starting your own garden

Grow Your Own Vegetables: We Have Tips and Resources

vegetables in the dirtHave you been thinking about starting your own vegetable garden while staying home and staying healthy? Now is the perfect time to select some seeds or starter plants and get started.

Growing your own vegetables is fun, cost-effective, and helps provide your family with a safe and nutritious food supply. UConn CAHNR Extension has many programs to assist with your vegetable garden, whether you are starting a garden for the first time, or returning for another season.

We created a new page at http://bit.ly/GrowYourOwnVegetables that will help you get started, select seeds, start your seeds, avoid common garden mistakes, test your soil, diagnose plant problems (we can help with that!), and identify pests.

Perhaps you do not have a yard or other area to start a garden in. Container gardening may be the right choice for you, and our fact sheet explains what you need. Safety is a top priority for all of us. Incorporate food safety into your garden and harvest with information from our educators. Information is also available on how to store your garden produce.

“Along with the satisfaction of growing your own fruits and vegetables, gardening gets you outside, in the fresh air and sunshine. You just feel better all-around after working with plants,” said Sarah Bailey, state coordinator for the UConn Extension Master Gardener program. “Even if you just grow some herbs and flowers in containers, you get the benefits.”

Specialists from our Master Gardener program, Vegetable Crops program, Soil Nutrient Analysis Laboratory, and Home and Garden Education Center contribute to this page. We are also ready to answer your other questions via email consultation.

UConn CAHNR Extension has more than 100 years’ experience strengthening communities in Connecticut and beyond. Extension programs address the full range of issues set forth in CAHNR’s strategic initiatives:

  • Ensuring a vibrant and sustainable agricultural industry and food supply
  • Enhancing health and well-being locally, nationally, and globally
  • Designing sustainable landscapes across urban-rural interfaces
  • Advancing adaptation and resilience in a changing climate.

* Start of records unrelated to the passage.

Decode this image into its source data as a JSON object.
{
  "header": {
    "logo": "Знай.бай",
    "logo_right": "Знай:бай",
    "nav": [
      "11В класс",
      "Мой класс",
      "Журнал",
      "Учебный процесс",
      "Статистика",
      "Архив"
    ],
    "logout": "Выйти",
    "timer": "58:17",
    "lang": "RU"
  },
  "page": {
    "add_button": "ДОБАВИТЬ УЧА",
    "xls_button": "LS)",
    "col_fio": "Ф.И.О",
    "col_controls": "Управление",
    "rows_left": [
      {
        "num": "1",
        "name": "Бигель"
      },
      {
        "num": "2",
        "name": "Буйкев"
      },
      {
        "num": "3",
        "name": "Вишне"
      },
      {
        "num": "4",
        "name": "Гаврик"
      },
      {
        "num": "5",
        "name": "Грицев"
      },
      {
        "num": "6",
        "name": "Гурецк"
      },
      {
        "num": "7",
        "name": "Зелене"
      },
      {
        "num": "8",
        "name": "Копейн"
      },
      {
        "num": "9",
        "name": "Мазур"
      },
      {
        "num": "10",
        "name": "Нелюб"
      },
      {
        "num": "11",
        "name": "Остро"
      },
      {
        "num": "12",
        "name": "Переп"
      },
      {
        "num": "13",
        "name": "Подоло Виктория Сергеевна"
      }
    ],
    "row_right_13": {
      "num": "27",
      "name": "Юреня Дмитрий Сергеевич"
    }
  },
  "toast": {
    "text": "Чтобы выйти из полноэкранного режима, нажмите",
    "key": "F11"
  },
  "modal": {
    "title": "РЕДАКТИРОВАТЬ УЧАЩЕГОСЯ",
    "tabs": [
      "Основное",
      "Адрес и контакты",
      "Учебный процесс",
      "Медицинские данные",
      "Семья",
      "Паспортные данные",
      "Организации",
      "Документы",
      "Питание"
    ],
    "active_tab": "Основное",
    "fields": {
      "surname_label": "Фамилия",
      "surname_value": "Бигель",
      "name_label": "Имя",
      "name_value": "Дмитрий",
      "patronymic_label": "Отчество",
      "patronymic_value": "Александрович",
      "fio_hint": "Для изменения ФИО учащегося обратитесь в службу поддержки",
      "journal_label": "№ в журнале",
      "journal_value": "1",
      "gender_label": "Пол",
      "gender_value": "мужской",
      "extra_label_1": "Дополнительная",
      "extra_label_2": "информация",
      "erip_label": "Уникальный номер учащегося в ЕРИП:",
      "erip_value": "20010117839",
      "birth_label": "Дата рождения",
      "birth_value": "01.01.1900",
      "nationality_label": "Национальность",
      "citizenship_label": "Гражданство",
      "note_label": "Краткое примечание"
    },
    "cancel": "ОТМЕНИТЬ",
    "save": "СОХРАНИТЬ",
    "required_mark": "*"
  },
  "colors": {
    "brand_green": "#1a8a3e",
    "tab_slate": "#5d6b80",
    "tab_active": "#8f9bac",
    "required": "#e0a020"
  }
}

Programs delivered by Extension reach individuals, communities, and businesses in each of Connecticut’s 169 municipalities.

We are here. We are ready to serve you.